WASHINGTON – It’s not personal. It’s politics.
That’s the takeaway after Georgia GOP Senate nominee David Perdue's camp aired ads claiming a foundation once led by his Democratic rival Michelle Nunn -- but also founded by President George H.W. Bush -- gave money to organizations linked to terrorists.
The ad has triggered a feud of sorts between the Perdue camp and Bush's son, Neil Bush, who currently is chairman of the Points of Light Foundation, the group besmirched in the ad. The younger Bush called the allegations “ridiculous” in an interview with the Atlanta Journal-Constitution.
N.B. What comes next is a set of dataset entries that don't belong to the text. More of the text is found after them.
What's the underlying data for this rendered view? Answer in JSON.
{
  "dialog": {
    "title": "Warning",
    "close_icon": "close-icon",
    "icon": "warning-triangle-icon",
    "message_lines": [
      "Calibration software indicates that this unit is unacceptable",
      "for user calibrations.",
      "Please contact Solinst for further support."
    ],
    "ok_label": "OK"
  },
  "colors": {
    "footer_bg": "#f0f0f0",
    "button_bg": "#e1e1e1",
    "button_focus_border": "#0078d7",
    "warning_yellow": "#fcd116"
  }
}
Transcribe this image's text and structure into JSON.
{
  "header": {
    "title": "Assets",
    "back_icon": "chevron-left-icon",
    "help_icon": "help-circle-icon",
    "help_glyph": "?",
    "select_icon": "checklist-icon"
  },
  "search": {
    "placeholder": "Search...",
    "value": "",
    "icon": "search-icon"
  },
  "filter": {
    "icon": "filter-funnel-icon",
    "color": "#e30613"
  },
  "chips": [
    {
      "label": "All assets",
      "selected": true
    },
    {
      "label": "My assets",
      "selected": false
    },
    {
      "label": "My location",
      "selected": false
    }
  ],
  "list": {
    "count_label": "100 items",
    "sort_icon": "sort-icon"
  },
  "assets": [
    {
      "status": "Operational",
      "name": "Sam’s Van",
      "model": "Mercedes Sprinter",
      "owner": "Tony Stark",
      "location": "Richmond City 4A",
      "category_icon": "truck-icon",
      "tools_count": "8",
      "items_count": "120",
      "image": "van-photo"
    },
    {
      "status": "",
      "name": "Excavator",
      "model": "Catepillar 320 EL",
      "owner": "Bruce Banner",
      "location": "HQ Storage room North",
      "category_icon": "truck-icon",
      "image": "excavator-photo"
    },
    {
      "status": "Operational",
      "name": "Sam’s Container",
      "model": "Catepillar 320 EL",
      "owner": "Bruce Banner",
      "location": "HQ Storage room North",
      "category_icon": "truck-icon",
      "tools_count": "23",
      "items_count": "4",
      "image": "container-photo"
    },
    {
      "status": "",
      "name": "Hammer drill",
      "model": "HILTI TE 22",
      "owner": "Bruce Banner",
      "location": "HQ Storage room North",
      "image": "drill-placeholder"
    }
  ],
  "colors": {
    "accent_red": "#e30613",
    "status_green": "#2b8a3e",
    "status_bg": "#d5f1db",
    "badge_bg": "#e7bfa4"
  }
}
“It really makes my blood boil to think that someone would make that kind of an allegation, whether it’s an independent political group or a candidate for office,” he told the paper. “Anyone who makes the claim needs to understand the facts and then they need to denounce those claims. To attack an organization founded by my father, whose integrity is unimpeachable, to smear our organization for political gains, is in my opinion shameful.”
The timing of the first ad was peculiar. The National Republican Senatorial Committee ad, with the consent of the Republican nominee, was released shortly after former President George H.W. Bush actually endorsed Perdue in the race.
The ad, making no mention of Bush, instead focused on Nunn's leadership and said the foundation "gave money to organizations linked to terrorists." (Perdue's campaign has since released a similar ad.)
Nunn ran the Points of Light organization alongside Neil Bush for several years, and he took exception.
"Neither Points of Light nor Michelle Nunn have had anything to do with funneling money from our organization to terrorist organizations," Bush said in the AJC interview.
The former president, though, appears to be showing no hard feelings.
On Thursday, Bush spokesman Jim McGrath said the president was committed to “to seeing David Perdue elected to the U.S. Senate from Georgia,” and endorsed him because he "believes America is heading in the wrong direction.”
Far from being miffed over the Perdue ads, McGrath put the scrutiny on Nunn, saying she did not have permission to use the president’s photos in any of her campaign ads and that his objections had been privately communicated to her camp.
Nunn remains locked in a heated race for an open Georgia Senate seat, with Perdue holding a slight lead in the polls.
The connection between Nunn, Points of Light and alleged terror funding was first aired when an internal memo -- written by Nunn’s own political team researching areas of weakness in her campaign -- was leaked to the press.
However, a closer look shows that the memo is referring to work a subsidiary, acting as an independent contractor for eBay, did. EBay users, through the company's website, gave thousands of dollars to the U.S. affiliate of Islamic Relief Worldwide, a federally approved charity, according to fact-checking website Politifact.com. According to the site, the group was accused of having Hamas ties by an Israeli official, but denied it.
Perdue’s camp says they have no intention of taking down the ad.
“Michelle Nunn’s own campaign plan highlights serious concerns about her group’s association with terrorist-linked organizations,” Megan Whittemore, a Perdue spokeswoman, said in a statement. “The people of Georgia will have to decide if that’s who they want representing them in the U.S. Senate.”
But Nunn's team is drawing attention to the concerns over the ad. At a campaign event this week, Nunn thanked Neil Bush for his comments.
“Washington can learn a lot from organizations like Point of Light,” Nunn said. “But David Perdue playing politics and falsely attacking an organization that helps so many is exactly what’s wrong with Washington and politics today.”